#### Problem
Every word of the data below has to be copied faithfully.

#### Website and app data records
┌────────
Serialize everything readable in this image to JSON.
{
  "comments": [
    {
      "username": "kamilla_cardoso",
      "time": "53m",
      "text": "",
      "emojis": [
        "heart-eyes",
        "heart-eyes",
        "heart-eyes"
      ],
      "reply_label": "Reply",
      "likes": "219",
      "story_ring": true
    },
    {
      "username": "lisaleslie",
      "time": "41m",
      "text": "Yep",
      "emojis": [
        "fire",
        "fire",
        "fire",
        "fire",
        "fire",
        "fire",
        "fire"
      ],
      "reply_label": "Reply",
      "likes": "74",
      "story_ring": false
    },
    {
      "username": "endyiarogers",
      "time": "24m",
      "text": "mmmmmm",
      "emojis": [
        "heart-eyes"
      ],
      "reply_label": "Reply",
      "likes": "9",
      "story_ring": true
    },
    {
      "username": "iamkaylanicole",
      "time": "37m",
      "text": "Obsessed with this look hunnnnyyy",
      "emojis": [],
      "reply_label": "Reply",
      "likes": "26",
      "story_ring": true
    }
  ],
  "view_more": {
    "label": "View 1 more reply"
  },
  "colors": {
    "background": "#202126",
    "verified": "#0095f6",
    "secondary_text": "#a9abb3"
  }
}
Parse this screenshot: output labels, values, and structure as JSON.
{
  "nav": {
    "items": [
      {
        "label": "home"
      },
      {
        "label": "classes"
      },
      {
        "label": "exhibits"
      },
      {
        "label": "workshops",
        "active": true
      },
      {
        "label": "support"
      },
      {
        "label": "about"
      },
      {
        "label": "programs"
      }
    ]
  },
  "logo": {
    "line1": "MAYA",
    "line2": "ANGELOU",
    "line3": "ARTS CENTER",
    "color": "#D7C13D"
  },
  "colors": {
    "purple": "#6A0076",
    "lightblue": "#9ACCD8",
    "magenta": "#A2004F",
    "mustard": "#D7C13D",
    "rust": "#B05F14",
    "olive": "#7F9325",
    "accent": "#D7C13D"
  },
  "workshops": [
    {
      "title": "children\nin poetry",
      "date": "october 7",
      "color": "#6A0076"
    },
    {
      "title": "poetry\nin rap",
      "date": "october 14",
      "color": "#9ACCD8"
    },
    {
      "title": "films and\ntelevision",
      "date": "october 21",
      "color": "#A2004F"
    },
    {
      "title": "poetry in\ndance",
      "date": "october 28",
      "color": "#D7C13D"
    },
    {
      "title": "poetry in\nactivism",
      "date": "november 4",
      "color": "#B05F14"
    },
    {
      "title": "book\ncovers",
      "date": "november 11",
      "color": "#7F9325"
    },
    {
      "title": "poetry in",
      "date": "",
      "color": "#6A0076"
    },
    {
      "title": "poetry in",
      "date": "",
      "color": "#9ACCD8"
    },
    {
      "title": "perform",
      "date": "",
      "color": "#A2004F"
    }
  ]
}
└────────
#### Task response
Serialize everything readable in this image to JSON.
{
  "comments": [
    {
      "username": "kamilla_cardoso",
      "time": "53m",
      "text": "",
      "emojis": [
        "heart-eyes",
        "heart-eyes",
        "heart-eyes"
      ],
      "reply_label": "Reply",
      "likes": "219",
      "story_ring": true
    },
    {
      "username": "lisaleslie",
      "time": "41m",
      "text": "Yep",
      "emojis": [
        "fire",
        "fire",
        "fire",
        "fire",
        "fire",
        "fire",
        "fire"
      ],
      "reply_label": "Reply",
      "likes": "74",
      "story_ring": false
    },
    {
      "username": "endyiarogers",
      "time": "24m",
      "text": "mmmmmm",
      "emojis": [
        "heart-eyes"
      ],
      "reply_label": "Reply",
      "likes": "9",
      "story_ring": true
    },
    {
      "username": "iamkaylanicole",
      "time": "37m",
      "text": "Obsessed with this look hunnnnyyy",
      "emojis": [],
      "reply_label": "Reply",
      "likes": "26",
      "story_ring": true
    }
  ],
  "view_more": {
    "label": "View 1 more reply"
  },
  "colors": {
    "background": "#202126",
    "verified": "#0095f6",
    "secondary_text": "#a9abb3"
  }
}
Parse this screenshot: output labels, values, and structure as JSON.
{
  "nav": {
    "items": [
      {
        "label": "home"
      },
      {
        "label": "classes"
      },
      {
        "label": "exhibits"
      },
      {
        "label": "workshops",
        "active": true
      },
      {
        "label": "support"
      },
      {
        "label": "about"
      },
      {
        "label": "programs"
      }
    ]
  },
  "logo": {
    "line1": "MAYA",
    "line2": "ANGELOU",
    "line3": "ARTS CENTER",
    "color": "#D7C13D"
  },
  "colors": {
    "purple": "#6A0076",
    "lightblue": "#9ACCD8",
    "magenta": "#A2004F",
    "mustard": "#D7C13D",
    "rust": "#B05F14",
    "olive": "#7F9325",
    "accent": "#D7C13D"
  },
  "workshops": [
    {
      "title": "children\nin poetry",
      "date": "october 7",
      "color": "#6A0076"
    },
    {
      "title": "poetry\nin rap",
      "date": "october 14",
      "color": "#9ACCD8"
    },
    {
      "title": "films and\ntelevision",
      "date": "october 21",
      "color": "#A2004F"
    },
    {
      "title": "poetry in\ndance",
      "date": "october 28",
      "color": "#D7C13D"
    },
    {
      "title": "poetry in\nactivism",
      "date": "november 4",
      "color": "#B05F14"
    },
    {
      "title": "book\ncovers",
      "date": "november 11",
      "color": "#7F9325"
    },
    {
      "title": "poetry in",
      "date": "",
      "color": "#6A0076"
    },
    {
      "title": "poetry in",
      "date": "",
      "color": "#9ACCD8"
    },
    {
      "title": "perform",
      "date": "",
      "color": "#A2004F"
    }
  ]
}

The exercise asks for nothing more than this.